#### INPUT DATA ####
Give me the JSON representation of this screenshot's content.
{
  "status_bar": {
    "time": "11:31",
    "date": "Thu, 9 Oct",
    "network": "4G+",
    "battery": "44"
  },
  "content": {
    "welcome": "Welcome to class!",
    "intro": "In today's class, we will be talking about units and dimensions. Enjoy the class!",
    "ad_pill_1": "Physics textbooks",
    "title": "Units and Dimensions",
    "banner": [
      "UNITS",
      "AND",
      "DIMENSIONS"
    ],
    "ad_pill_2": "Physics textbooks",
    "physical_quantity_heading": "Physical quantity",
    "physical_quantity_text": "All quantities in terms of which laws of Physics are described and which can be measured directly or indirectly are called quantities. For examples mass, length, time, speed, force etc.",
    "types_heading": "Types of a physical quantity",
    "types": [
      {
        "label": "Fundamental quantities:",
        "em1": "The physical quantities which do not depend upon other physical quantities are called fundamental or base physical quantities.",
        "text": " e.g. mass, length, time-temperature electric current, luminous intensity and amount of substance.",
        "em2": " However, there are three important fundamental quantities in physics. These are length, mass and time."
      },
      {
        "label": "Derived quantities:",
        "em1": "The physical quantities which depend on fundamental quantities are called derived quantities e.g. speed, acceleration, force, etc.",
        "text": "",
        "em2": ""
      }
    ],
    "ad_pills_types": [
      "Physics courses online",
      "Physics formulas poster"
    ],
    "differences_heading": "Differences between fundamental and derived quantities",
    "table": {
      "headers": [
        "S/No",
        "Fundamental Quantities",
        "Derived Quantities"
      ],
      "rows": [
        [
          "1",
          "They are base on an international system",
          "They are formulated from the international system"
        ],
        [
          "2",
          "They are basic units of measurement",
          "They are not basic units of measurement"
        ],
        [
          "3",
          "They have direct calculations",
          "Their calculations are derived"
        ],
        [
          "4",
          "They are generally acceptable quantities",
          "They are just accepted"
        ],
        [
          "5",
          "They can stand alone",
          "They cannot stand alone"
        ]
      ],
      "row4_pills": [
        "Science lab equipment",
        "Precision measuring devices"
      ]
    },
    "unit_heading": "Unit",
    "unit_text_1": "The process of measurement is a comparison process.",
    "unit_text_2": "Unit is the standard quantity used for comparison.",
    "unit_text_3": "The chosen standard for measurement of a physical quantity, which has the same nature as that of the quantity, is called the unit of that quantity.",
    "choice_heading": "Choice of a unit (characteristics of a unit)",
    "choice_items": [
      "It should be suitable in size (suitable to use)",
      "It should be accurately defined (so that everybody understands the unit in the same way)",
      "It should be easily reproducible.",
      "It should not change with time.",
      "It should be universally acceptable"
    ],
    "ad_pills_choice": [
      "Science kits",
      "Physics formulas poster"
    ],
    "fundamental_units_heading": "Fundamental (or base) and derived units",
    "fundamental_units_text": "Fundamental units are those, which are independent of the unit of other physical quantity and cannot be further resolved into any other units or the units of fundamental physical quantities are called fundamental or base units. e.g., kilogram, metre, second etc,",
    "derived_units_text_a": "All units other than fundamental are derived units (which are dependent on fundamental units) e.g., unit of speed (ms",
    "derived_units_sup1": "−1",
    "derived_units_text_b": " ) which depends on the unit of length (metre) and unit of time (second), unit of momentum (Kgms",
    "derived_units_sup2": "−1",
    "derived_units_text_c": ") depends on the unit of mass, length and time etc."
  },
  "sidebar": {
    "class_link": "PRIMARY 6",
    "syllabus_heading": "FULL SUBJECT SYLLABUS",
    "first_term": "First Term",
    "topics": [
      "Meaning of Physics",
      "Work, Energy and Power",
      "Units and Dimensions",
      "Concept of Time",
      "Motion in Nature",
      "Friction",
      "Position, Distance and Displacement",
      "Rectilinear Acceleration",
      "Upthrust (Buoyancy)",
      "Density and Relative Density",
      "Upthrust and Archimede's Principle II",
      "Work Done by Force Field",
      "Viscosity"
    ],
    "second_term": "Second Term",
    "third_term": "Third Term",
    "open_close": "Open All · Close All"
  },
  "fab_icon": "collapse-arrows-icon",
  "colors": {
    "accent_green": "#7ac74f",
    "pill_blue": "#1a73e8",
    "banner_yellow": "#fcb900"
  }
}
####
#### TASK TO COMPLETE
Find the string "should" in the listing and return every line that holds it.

#### ANSWER TO THIS TASK
      "It should be suitable in size (suitable to use)",
      "It should be accurately defined (so that everybody understands the unit in the same way)",
      "It should be easily reproducible.",
      "It should not change with time.",
      "It should be universally acceptable"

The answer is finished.